■ EXERCISE DIRECTIONS: The entries below are to be reproduced in full, exactly as written.

▼▼▼

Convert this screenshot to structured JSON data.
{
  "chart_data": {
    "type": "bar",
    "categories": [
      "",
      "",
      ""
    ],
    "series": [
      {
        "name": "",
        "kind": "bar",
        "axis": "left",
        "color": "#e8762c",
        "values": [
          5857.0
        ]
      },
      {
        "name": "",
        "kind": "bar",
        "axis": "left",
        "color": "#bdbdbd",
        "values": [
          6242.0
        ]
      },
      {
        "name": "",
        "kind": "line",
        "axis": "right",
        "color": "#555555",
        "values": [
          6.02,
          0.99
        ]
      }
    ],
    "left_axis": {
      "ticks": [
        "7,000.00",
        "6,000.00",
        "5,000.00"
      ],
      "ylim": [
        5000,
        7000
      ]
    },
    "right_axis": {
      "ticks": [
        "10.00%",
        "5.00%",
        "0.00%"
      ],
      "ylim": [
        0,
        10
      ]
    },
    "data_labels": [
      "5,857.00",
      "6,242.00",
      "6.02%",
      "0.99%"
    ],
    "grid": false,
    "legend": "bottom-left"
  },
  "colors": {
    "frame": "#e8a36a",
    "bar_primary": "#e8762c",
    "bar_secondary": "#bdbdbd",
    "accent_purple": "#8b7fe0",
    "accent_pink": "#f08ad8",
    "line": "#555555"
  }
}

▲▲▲

■ EXERCISE ANSWER:
Convert this screenshot to structured JSON data.
{
  "chart_data": {
    "type": "bar",
    "categories": [
      "",
      "",
      ""
    ],
    "series": [
      {
        "name": "",
        "kind": "bar",
        "axis": "left",
        "color": "#e8762c",
        "values": [
          5857.0
        ]
      },
      {
        "name": "",
        "kind": "bar",
        "axis": "left",
        "color": "#bdbdbd",
        "values": [
          6242.0
        ]
      },
      {
        "name": "",
        "kind": "line",
        "axis": "right",
        "color": "#555555",
        "values": [
          6.02,
          0.99
        ]
      }
    ],
    "left_axis": {
      "ticks": [
        "7,000.00",
        "6,000.00",
        "5,000.00"
      ],
      "ylim": [
        5000,
        7000
      ]
    },
    "right_axis": {
      "ticks": [
        "10.00%",
        "5.00%",
        "0.00%"
      ],
      "ylim": [
        0,
        10
      ]
    },
    "data_labels": [
      "5,857.00",
      "6,242.00",
      "6.02%",
      "0.99%"
    ],
    "grid": false,
    "legend": "bottom-left"
  },
  "colors": {
    "frame": "#e8a36a",
    "bar_primary": "#e8762c",
    "bar_secondary": "#bdbdbd",
    "accent_purple": "#8b7fe0",
    "accent_pink": "#f08ad8",
    "line": "#555555"
  }
}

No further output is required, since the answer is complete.